Bees of the Eastern U.S., by osu.edu, Alex Surcica,

Bees of the Eastern U.S., by osu.edu, Alex Surcica,

How do we keep our bee pollinators happy and alive to do the job? I have listed the highlights of ways we humans can assist this important tasks on which we depend.

white willow in bloom, hort.uconn.edu

white willow in bloom, hort.uconn.edu

Food for bees. Plant flowers. Trees and shrubs are important flowering plants in addition to the perennials, annuals and vegetables that we normally think of when taking bees into consideration. Trees and shrubs typically flower very early in the spring, some in late winter, providing nectar sources for the very early bees that emerge from their winter hiding places and nests. Willows and witchhazels are bloomers bees count on. Think continued blooming to feed from early season until will into the fall. Also plant en masse. Bees flying overhead are more likely to find larger groupings of plants in flower than just one or two plants spaced apart.

Types of plants that provide a heavy nectar source are best. Single flowered plants produce more nectar and pollen than plants bred for double flowers. An example is cosmos; the original single petal variety is better for bees than the flower with a double row of petals. Same goes for double petunias. Think single flowers. Plants in the mint and aster families are huge nectar producers beloved by bees. Asters and golden rod bloom late when there is not much else out. It goes without saying that native plants will be a benefit to native bees, aligned to bloom and provide sustenance at just the right time it is needed most.

The Xerces Society has a great native plant list for the northeast at the link below.

http://www.xerces.org/wp-content/uploads/2014/09/NortheastPlantList_web.pdf

Bee drinking, ucanr.edu

Bee drinking, ucanr.edu, Kathy Keatley Garvey photo

Water for bees. All life needs water. Bees do not swim, nor can they ‘stand’ on water. Bird baths are great, just keep them shallow and place a rock with the top exposed into the center of the water. This gives the bees a place to drink from without drowning. In the wild, bee drink from damp edges of streams and ponds, and wet soil. Place shallow plates of water among your plants.

http://ucanr.edu/blogs/blogcore/postdetail.cfm?postnum=1450

Bee housing, uvm.edu

Bee housing, uvm.edu

Bee keeper and hive, tufts.edu

Housing for bees. Honey bees can live in hives, managed by humans, but they don’t need our help. In nature, they will find a protected hole in a tree, a cavity or wall void in which to live. There are many other bee species that are not honey bees. Two thirds of these bees live in than soil. Some solitary, others in communities. Beware of soil tillage. Digging up the ground can and will disturb bee nests. Observe an area before disturbing the soil. If bees are present, if you see them entering the ground, coming and going, you have an active bee pollinator area. Bees like to live in a sunny area where the soil is warmer, and especially on the edge of woods. Dead trees and broken branches, piles of brush and undisturbed grassy areas provide protection and cover for many bee living quarters.
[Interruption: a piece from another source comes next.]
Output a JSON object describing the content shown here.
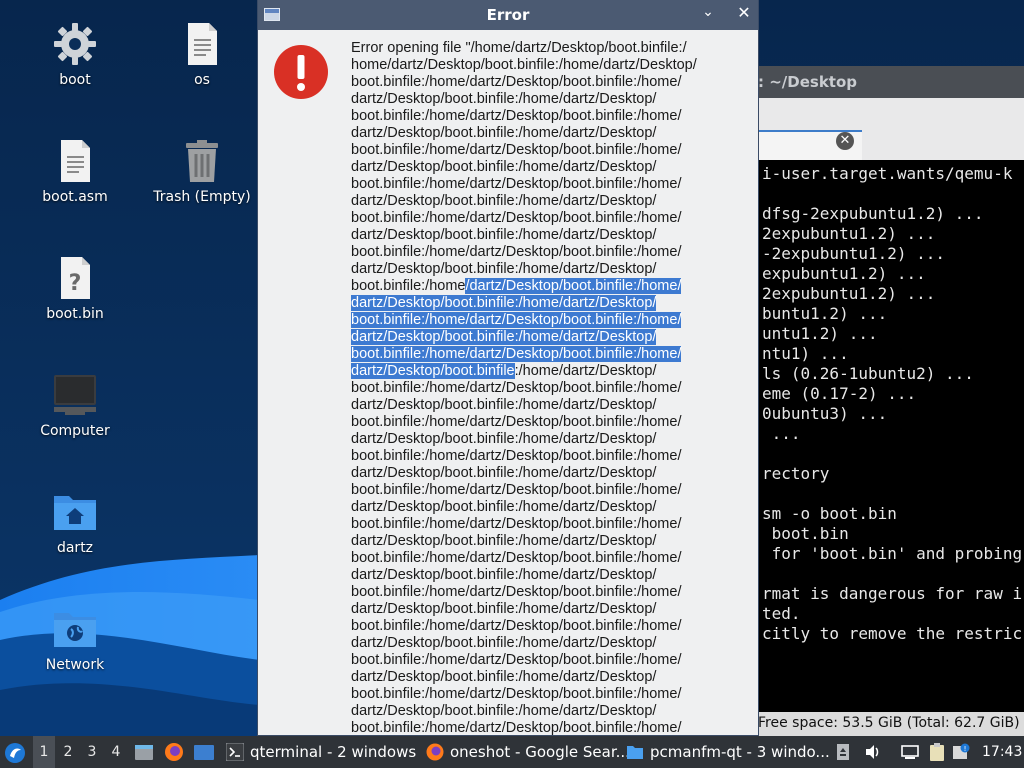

Some bees make their homes in hollow stems of plants, others will hollow out dead twigs. As gardeners, we usually clean up these areas, but leave some as bee habitat.

Ground dwelling bee, entomology.osu.edu

Ground dwelling bee, entomology.osu.edu

Don’t use pesticides. To protect the bees, never spray any insecticide or fungicide when flowers are open and bees are present. Bees are active during daylight hours, so for growers and others that must spray as a last resort for certain pests and crops, it should be applied during the dark of morning, i.e. 4 a.m. to avoid hitting the bees and so that the pesticide dries before the bees become active. Systemic insecticides, ones that are applied to the soil then taken up by the plant, will move to all parts of the plant, including the pollen, nectar and even gutation water formed as tiny droplets expressed on leaf edges. Bees will take in the pesticide through these sources, and while it may not be enough to kill them outright, the toxins will weaken the bees and build up in the colony.

-Carol Quish